I stare in awestruck wonder
graceful keeper of the stars
Judge’s comments: I also enjoyed this tanka very much. The language is beautiful, the volta is there and the turn inward to the personal. This is a tanka I felt would have been happier liberated from the tyranny of the syllable count.
To all of our winners, especially Nick Reeves who takes a well-deserved first place for a record third time! If he is happy to do so once again, I invite him to judge next week’s challenge.
Congratulations also to our runners up, who made unique and wonderful contributions to this challenge, as did everyone who took part.
Finally a big thank you to our judge, Jane Dougherty who did an excellent job judging a difficult challenge.
Stay tuned for next week’s challenge!
Thank you for asking me to judge, Ingrid. It made me ask myself a lot of questions about poetry and what makes the difference between the competent and the spark of excellence. Maybe we should have pointed out that the entries were judged blind. No names.
Indeed, I try to keep it as anonymous as possible but unless I receive entries by email I cannot keep contestants’ identities secret.

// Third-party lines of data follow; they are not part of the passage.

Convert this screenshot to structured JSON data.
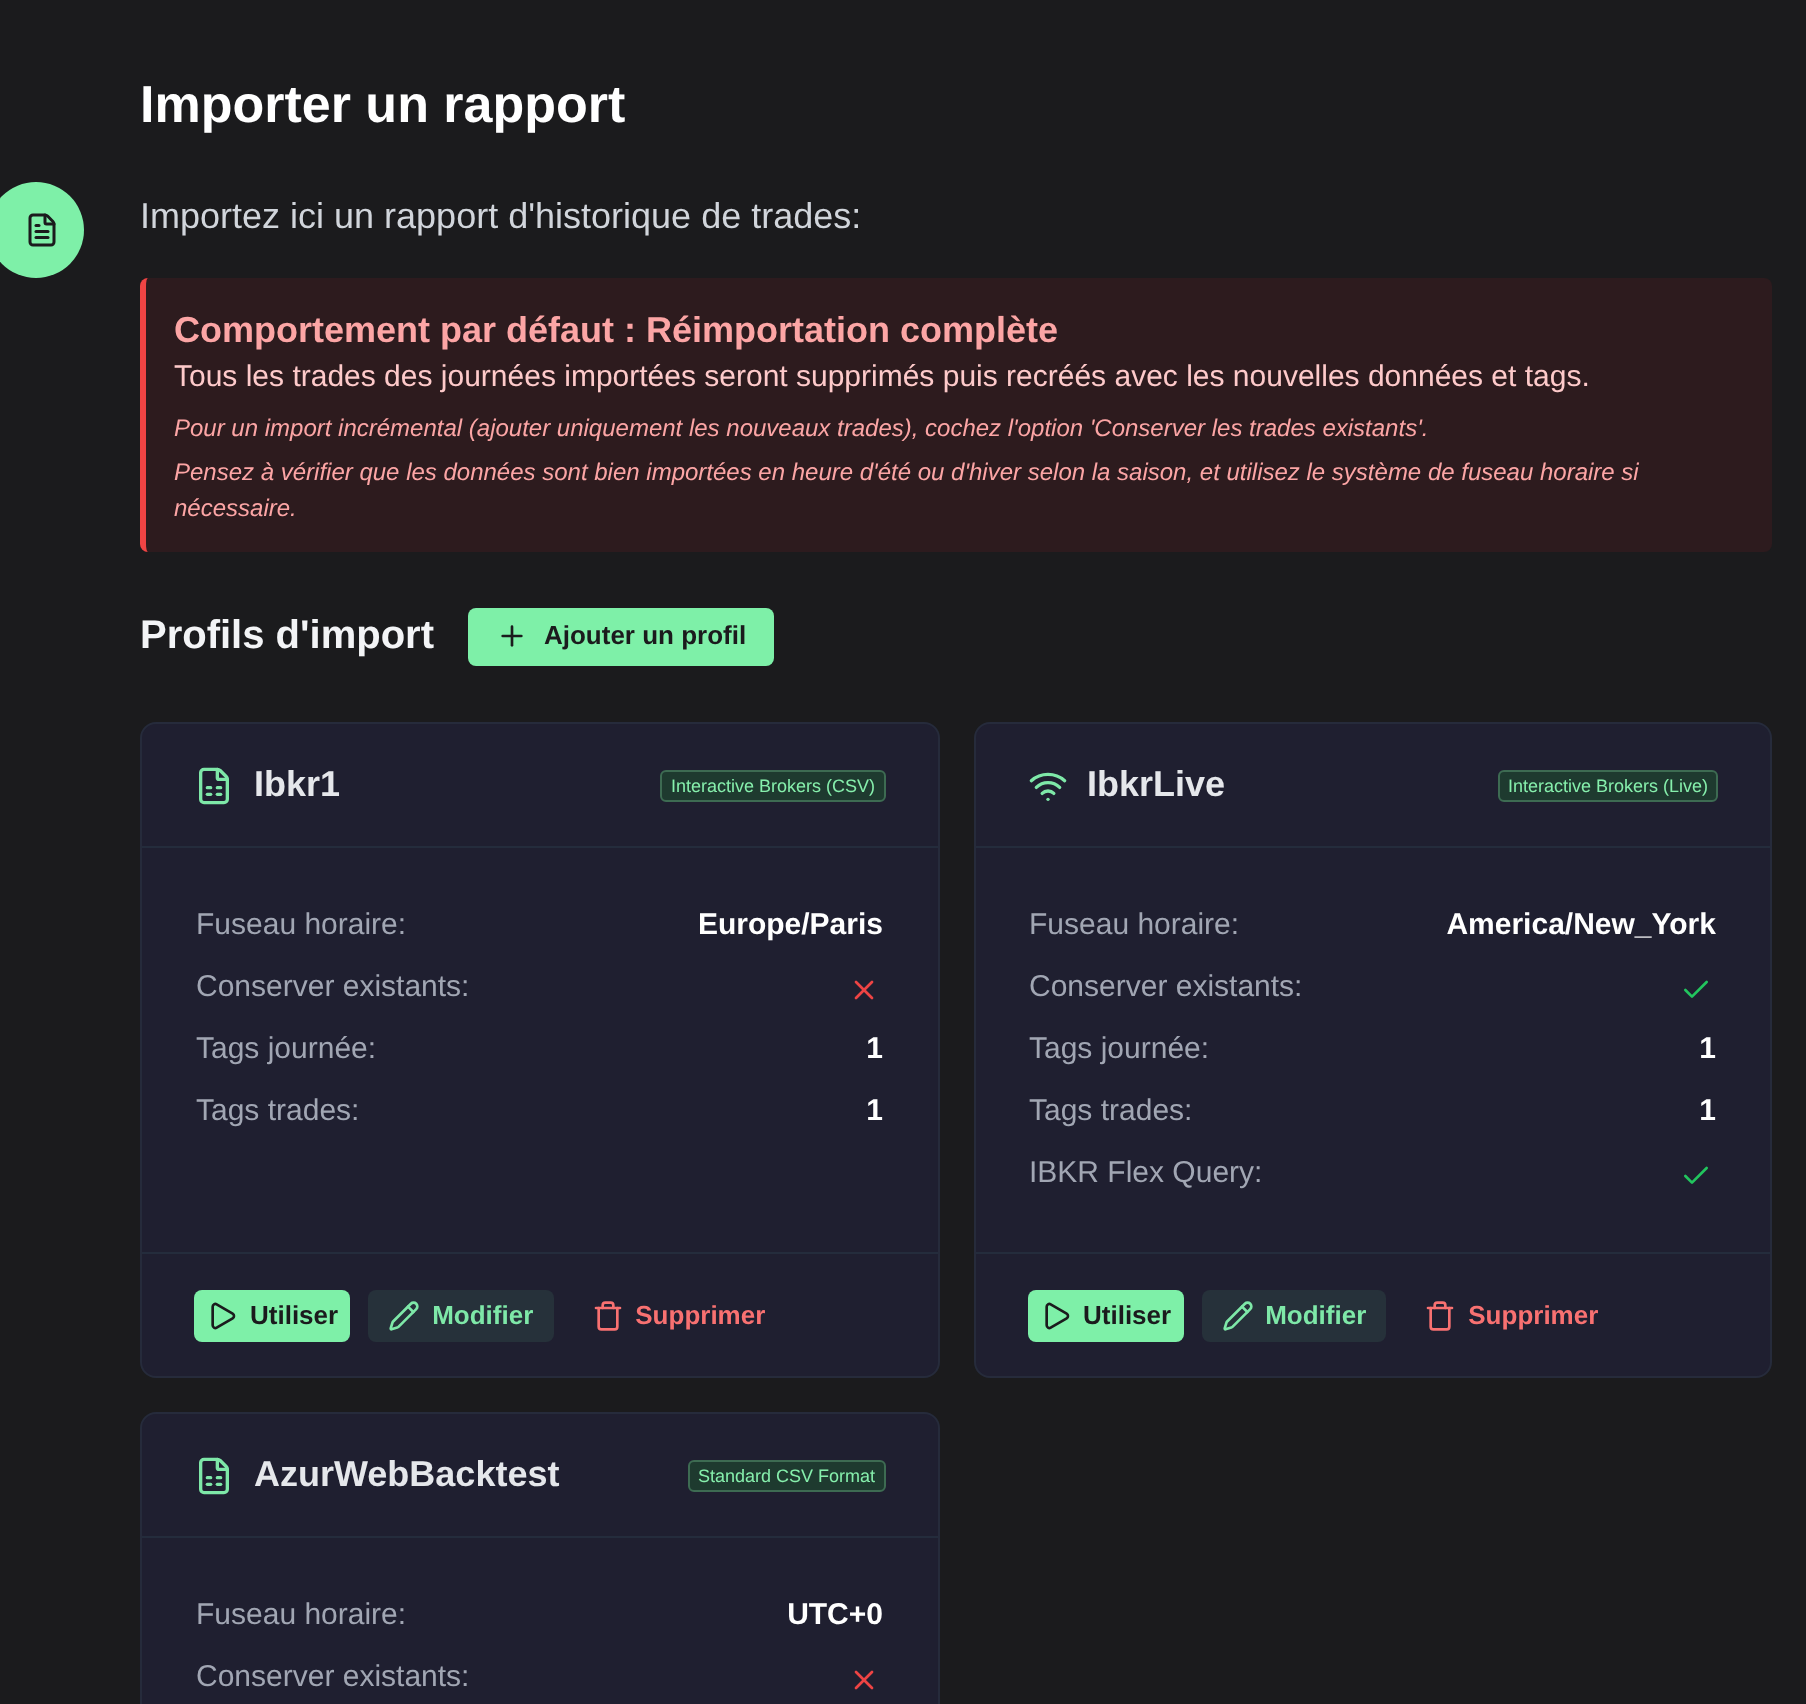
{
  "page": {
    "title": "Importer un rapport",
    "subtitle": "Importez ici un rapport d'historique de trades:"
  },
  "alert": {
    "title": "Comportement par défaut : Réimportation complète",
    "text": "Tous les trades des journées importées seront supprimés puis recréés avec les nouvelles données et tags.",
    "notes": [
      "Pour un import incrémental (ajouter uniquement les nouveaux trades), cochez l'option 'Conserver les trades existants'.",
      "Pensez à vérifier que les données sont bien importées en heure d'été ou d'hiver selon la saison, et utilisez le système de fuseau horaire si nécessaire."
    ]
  },
  "profiles": {
    "title": "Profils d'import",
    "add_button": "Ajouter un profil",
    "cards": [
      {
        "name": "Ibkr1",
        "kind": "file",
        "badge": "Interactive Brokers (CSV)",
        "rows": [
          {
            "label": "Fuseau horaire:",
            "kind": "text",
            "value": "Europe/Paris"
          },
          {
            "label": "Conserver existants:",
            "kind": "bool",
            "checked": false
          },
          {
            "label": "Tags journée:",
            "kind": "text",
            "value": "1"
          },
          {
            "label": "Tags trades:",
            "kind": "text",
            "value": "1"
          }
        ],
        "actions": [
          {
            "label": "Utiliser",
            "kind": "use"
          },
          {
            "label": "Modifier",
            "kind": "edit"
          },
          {
            "label": "Supprimer",
            "kind": "delete"
          }
        ]
      },
      {
        "name": "IbkrLive",
        "kind": "live",
        "badge": "Interactive Brokers (Live)",
        "rows": [
          {
            "label": "Fuseau horaire:",
            "kind": "text",
            "value": "America/New_York"
          },
          {
            "label": "Conserver existants:",
            "kind": "bool",
            "checked": true
          },
          {
            "label": "Tags journée:",
            "kind": "text",
            "value": "1"
          },
          {
            "label": "Tags trades:",
            "kind": "text",
            "value": "1"
          },
          {
            "label": "IBKR Flex Query:",
            "kind": "bool",
            "checked": true
          }
        ],
        "actions": [
          {
            "label": "Utiliser",
            "kind": "use"
          },
          {
            "label": "Modifier",
            "kind": "edit"
          },
          {
            "label": "Supprimer",
            "kind": "delete"
          }
        ]
      },
      {
        "name": "AzurWebBacktest",
        "kind": "file",
        "badge": "Standard CSV Format",
        "rows": [
          {
            "label": "Fuseau horaire:",
            "kind": "text",
            "value": "UTC+0"
          },
          {
            "label": "Conserver existants:",
            "kind": "bool",
            "checked": false
          }
        ]
      }
    ]
  }
}
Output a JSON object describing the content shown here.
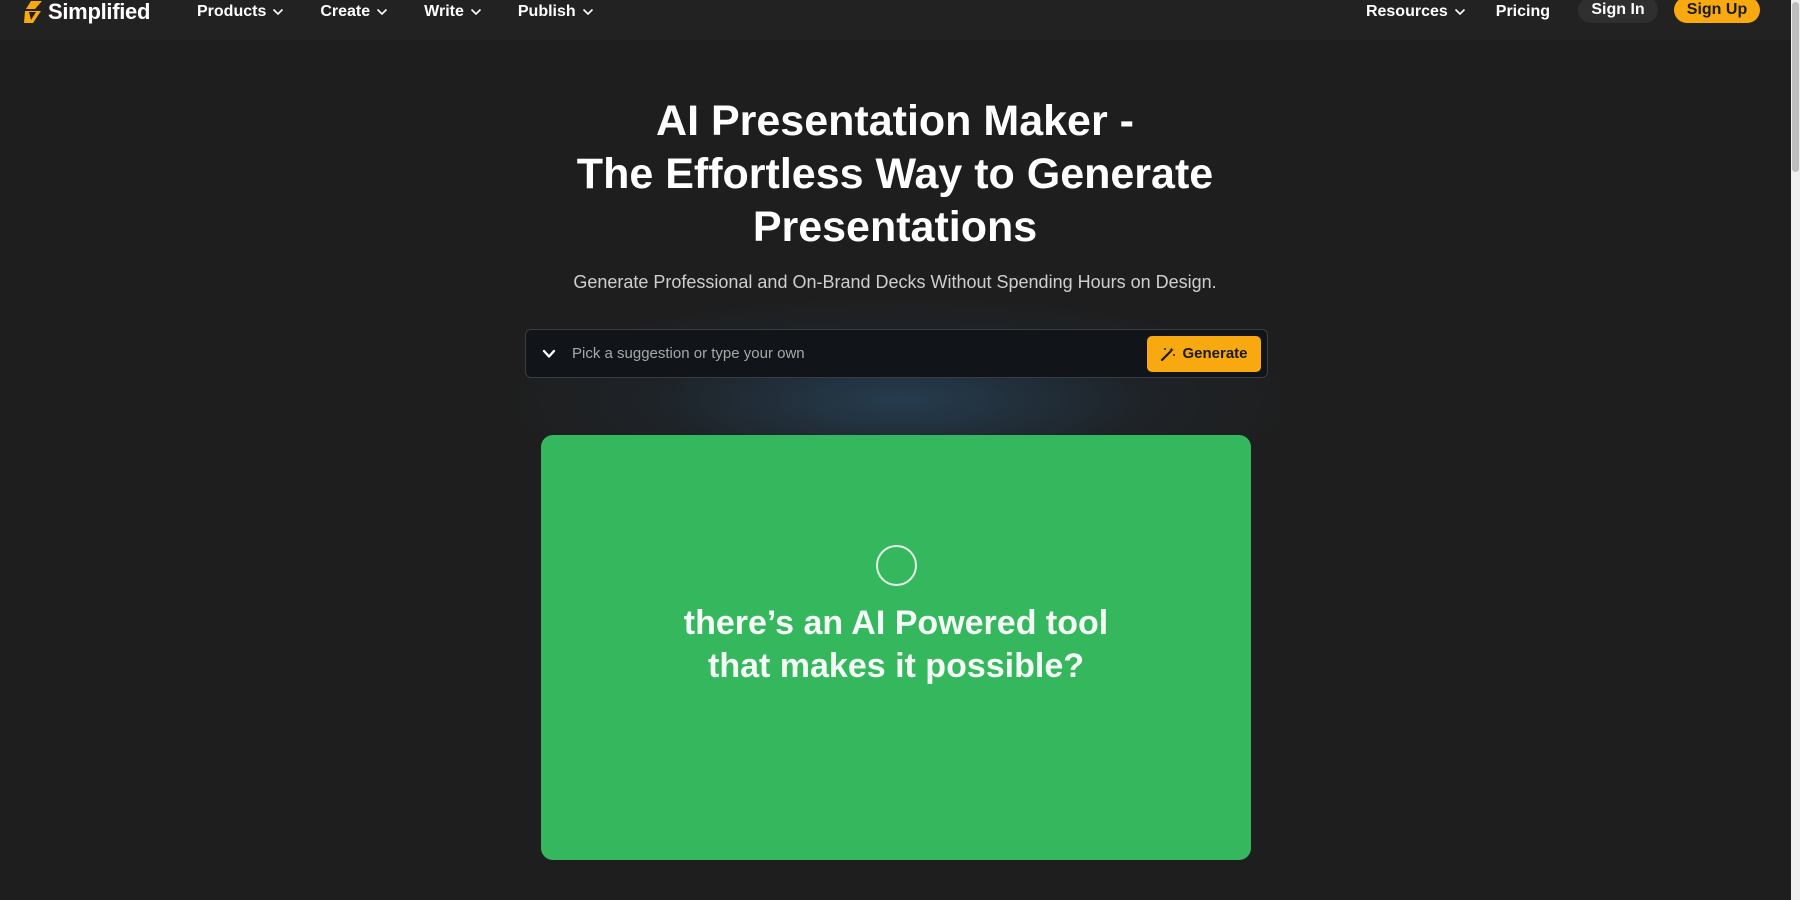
{
  "nav": {
    "brand": "Simplified",
    "left_items": [
      {
        "label": "Products",
        "has_dropdown": true
      },
      {
        "label": "Create",
        "has_dropdown": true
      },
      {
        "label": "Write",
        "has_dropdown": true
      },
      {
        "label": "Publish",
        "has_dropdown": true
      }
    ],
    "resources": "Resources",
    "pricing": "Pricing",
    "sign_in": "Sign In",
    "sign_up": "Sign Up"
  },
  "hero": {
    "title_line1": "AI Presentation Maker -",
    "title_line2": "The Effortless Way to Generate",
    "title_line3": "Presentations",
    "subtitle": "Generate Professional and On-Brand Decks Without Spending Hours on Design."
  },
  "prompt": {
    "placeholder": "Pick a suggestion or type your own",
    "value": "",
    "generate_label": "Generate"
  },
  "video": {
    "caption_line1": "there’s an AI Powered tool",
    "caption_line2": "that makes it possible?"
  },
  "colors": {
    "background": "#1e1e1e",
    "navbar": "#222222",
    "accent": "#f7a90f",
    "video_green": "#35b75d"
  },
  "icons": {
    "logo": "simplified-logo-icon",
    "dropdown": "chevron-down-icon",
    "generate": "magic-wand-icon",
    "video": "circle-icon"
  }
}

I will point this out for the next competition, I think.
You did say I’d know who sent in what if I read the comments, so I didn’t 🙂 That was good advice!
Yes you remained as impartial as possible!
Excellent tankas, and well judged.🙂
Loving the winning tankas and am honored that ‘Brushstrokes’ is among them! It is so interesting how stars and moons inspire words in different contexts. 🙂
Thank you for hosting, Ingrid, and to you, Jane, for judging! I look forward to the next challenge. 😉
Thank you Jaya and congratulations: yours was a beautiful tanka and very skillfully crafted in terms of form!
🙂 Thanks, Ingrid! I do love doing my best, even if it takes a couple practice runs.
‘Brushstrokes’ thoroughly deserved to be among the winners. Thanks again for taking part!
Lovely job in hosting Ingrid and you judging Jane, and all of you amazing poets!
Thanks Cindy for reading 🙏
You’re sooo welcome!!! ❤️
I love the tanka form and enjoyed reading each of these winning entries. Thank you Ingrid and Jane for making this post available. <3
Thank you Cheryl for taking the time to read, I am glad you enjoyed the poem ❤️
Thank you Ingrid, and what a lovely surprise, especially after reading the other Tanka’s, I’m feeling quite honoured to be among such a wondrous collection…. Since I have ended up equal 2nd, I suppose my Tanka should get an airing on my blog site… maybe tomorrow, … I been very busy writing, and I seem to have poems pouring out out of my dirty paws… 😀
You thoroughly deserve your place, and the poem deserves a place on your blog. Thank you for taking part 😊
Thank you Ingrid.. 🌏💙
Worthy winners! 👏👏👏
Congratulations to the winners! I was particuarly impressed with how they were able to include the volta, not an easy thing to do. I’m also interested in Jane’s comments about not holding to the syllable count.
Yes, there’s no ‘syllables’ in Japanese, as such. Japanese forms in English must be wildly different from the originals, but they can also be quite beautiful, as this challenge shows!
It seems there are differing perspectives on whether English tanka should follow the 5/7/5/7/7 syllable count.
All good stuff, but I agree, Nick Reeves’ poem stands out.